MATERIAL TO PROCESS:

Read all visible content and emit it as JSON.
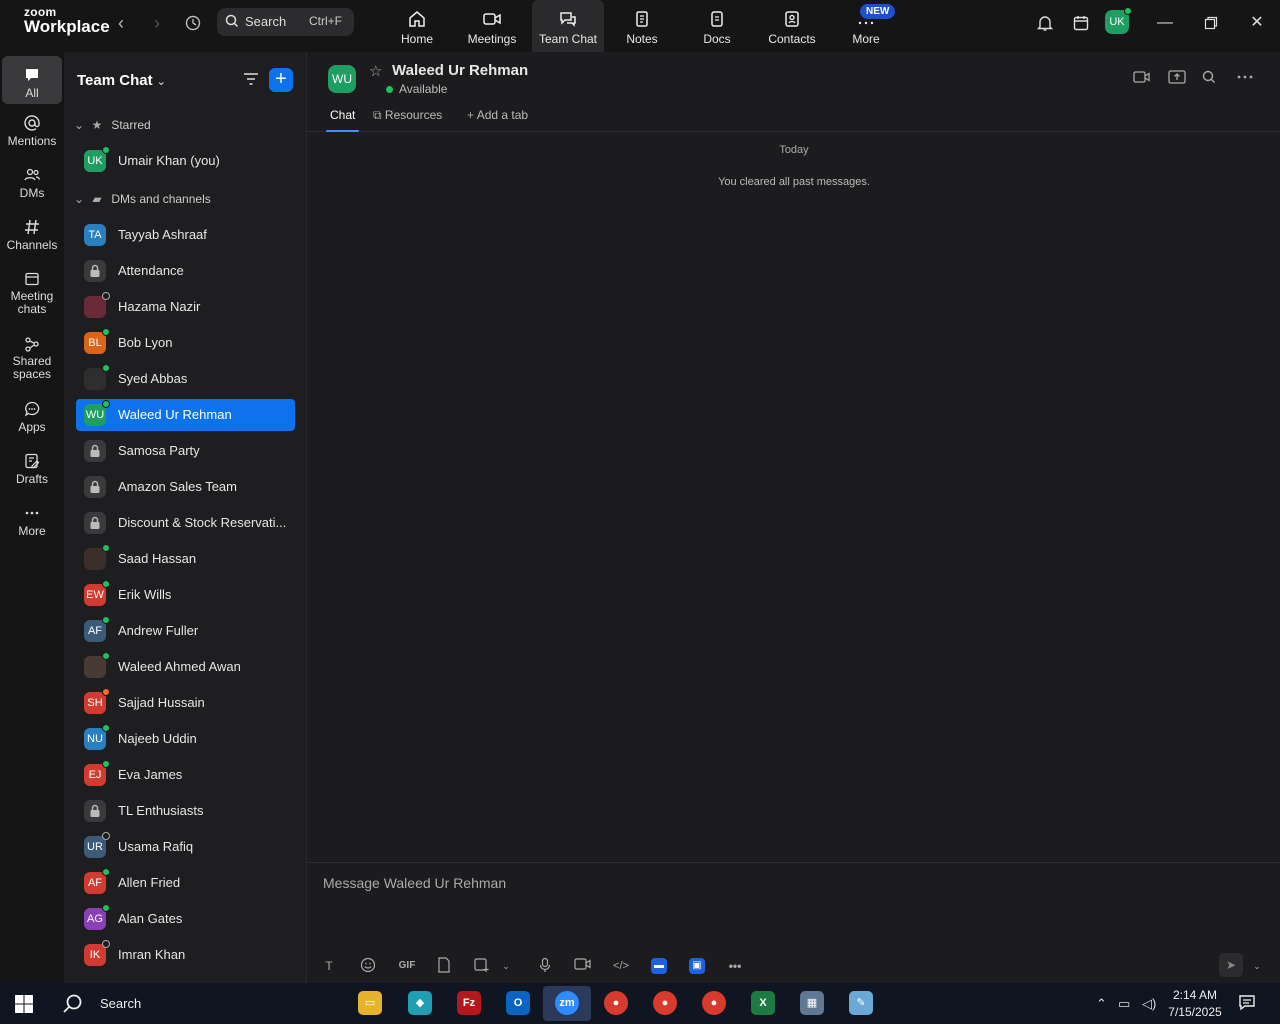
{
  "topbar": {
    "logo_line1": "zoom",
    "logo_line2": "Workplace",
    "search_label": "Search",
    "search_shortcut": "Ctrl+F",
    "tabs": [
      {
        "label": "Home",
        "icon": "home-icon"
      },
      {
        "label": "Meetings",
        "icon": "video-icon"
      },
      {
        "label": "Team Chat",
        "icon": "chat-bubbles-icon"
      },
      {
        "label": "Notes",
        "icon": "notes-icon"
      },
      {
        "label": "Docs",
        "icon": "docs-icon"
      },
      {
        "label": "Contacts",
        "icon": "contacts-icon"
      },
      {
        "label": "More",
        "icon": "more-icon"
      }
    ],
    "new_badge": "NEW",
    "user_initials": "UK"
  },
  "rail": {
    "items": [
      {
        "label": "All",
        "icon": "chat-bubble-icon"
      },
      {
        "label": "Mentions",
        "icon": "at-sign-icon"
      },
      {
        "label": "DMs",
        "icon": "people-icon"
      },
      {
        "label": "Channels",
        "icon": "hash-icon"
      },
      {
        "label": "Meeting chats",
        "icon": "calendar-icon"
      },
      {
        "label": "Shared spaces",
        "icon": "share-nodes-icon"
      },
      {
        "label": "Apps",
        "icon": "apps-bubble-icon"
      },
      {
        "label": "Drafts",
        "icon": "draft-icon"
      },
      {
        "label": "More",
        "icon": "ellipsis-icon"
      }
    ]
  },
  "list": {
    "title": "Team Chat",
    "starred_label": "Starred",
    "dms_label": "DMs and channels",
    "starred": [
      {
        "name": "Umair Khan (you)",
        "initials": "UK",
        "color": "#1e9e62",
        "status": "green"
      }
    ],
    "items": [
      {
        "name": "Tayyab Ashraaf",
        "initials": "TA",
        "color": "#2a7fc1",
        "status": "none"
      },
      {
        "name": "Attendance",
        "initials": "",
        "color": "#3a3a3c",
        "status": "lock"
      },
      {
        "name": "Hazama Nazir",
        "initials": "",
        "color": "#6b2a3a",
        "status": "grey"
      },
      {
        "name": "Bob Lyon",
        "initials": "BL",
        "color": "#d9641a",
        "status": "green"
      },
      {
        "name": "Syed Abbas",
        "initials": "",
        "color": "#2e2e2e",
        "status": "green"
      },
      {
        "name": "Waleed Ur Rehman",
        "initials": "WU",
        "color": "#1e9e62",
        "status": "green",
        "selected": true
      },
      {
        "name": "Samosa Party",
        "initials": "",
        "color": "#3a3a3c",
        "status": "lock"
      },
      {
        "name": "Amazon Sales Team",
        "initials": "",
        "color": "#3a3a3c",
        "status": "lock"
      },
      {
        "name": "Discount & Stock Reservati...",
        "initials": "",
        "color": "#3a3a3c",
        "status": "lock"
      },
      {
        "name": "Saad Hassan",
        "initials": "",
        "color": "#3c2e2a",
        "status": "green"
      },
      {
        "name": "Erik Wills",
        "initials": "EW",
        "color": "#d23b2f",
        "status": "green"
      },
      {
        "name": "Andrew Fuller",
        "initials": "AF",
        "color": "#3c5a7a",
        "status": "green"
      },
      {
        "name": "Waleed Ahmed Awan",
        "initials": "",
        "color": "#4a3a36",
        "status": "green"
      },
      {
        "name": "Sajjad Hussain",
        "initials": "SH",
        "color": "#d23b2f",
        "status": "orange"
      },
      {
        "name": "Najeeb Uddin",
        "initials": "NU",
        "color": "#2a7fc1",
        "status": "green"
      },
      {
        "name": "Eva James",
        "initials": "EJ",
        "color": "#d23b2f",
        "status": "green"
      },
      {
        "name": "TL Enthusiasts",
        "initials": "",
        "color": "#3a3a3c",
        "status": "lock"
      },
      {
        "name": "Usama Rafiq",
        "initials": "UR",
        "color": "#3c5a7a",
        "status": "grey"
      },
      {
        "name": "Allen Fried",
        "initials": "AF",
        "color": "#d23b2f",
        "status": "green"
      },
      {
        "name": "Alan Gates",
        "initials": "AG",
        "color": "#8a3fb5",
        "status": "green"
      },
      {
        "name": "Imran Khan",
        "initials": "IK",
        "color": "#d23b2f",
        "status": "grey"
      }
    ]
  },
  "chat": {
    "initials": "WU",
    "name": "Waleed Ur Rehman",
    "status": "Available",
    "tabs": [
      "Chat",
      "Resources",
      "Add a tab"
    ],
    "date_divider": "Today",
    "system_message": "You cleared all past messages.",
    "composer_placeholder": "Message Waleed Ur Rehman",
    "gif_label": "GIF"
  },
  "taskbar": {
    "search_label": "Search",
    "time": "2:14 AM",
    "date": "7/15/2025"
  }
}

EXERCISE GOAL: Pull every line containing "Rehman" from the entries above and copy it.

RESULT OF THE TASK:
        "name": "Waleed Ur Rehman",
    "name": "Waleed Ur Rehman",
    "composer_placeholder": "Message Waleed Ur Rehman",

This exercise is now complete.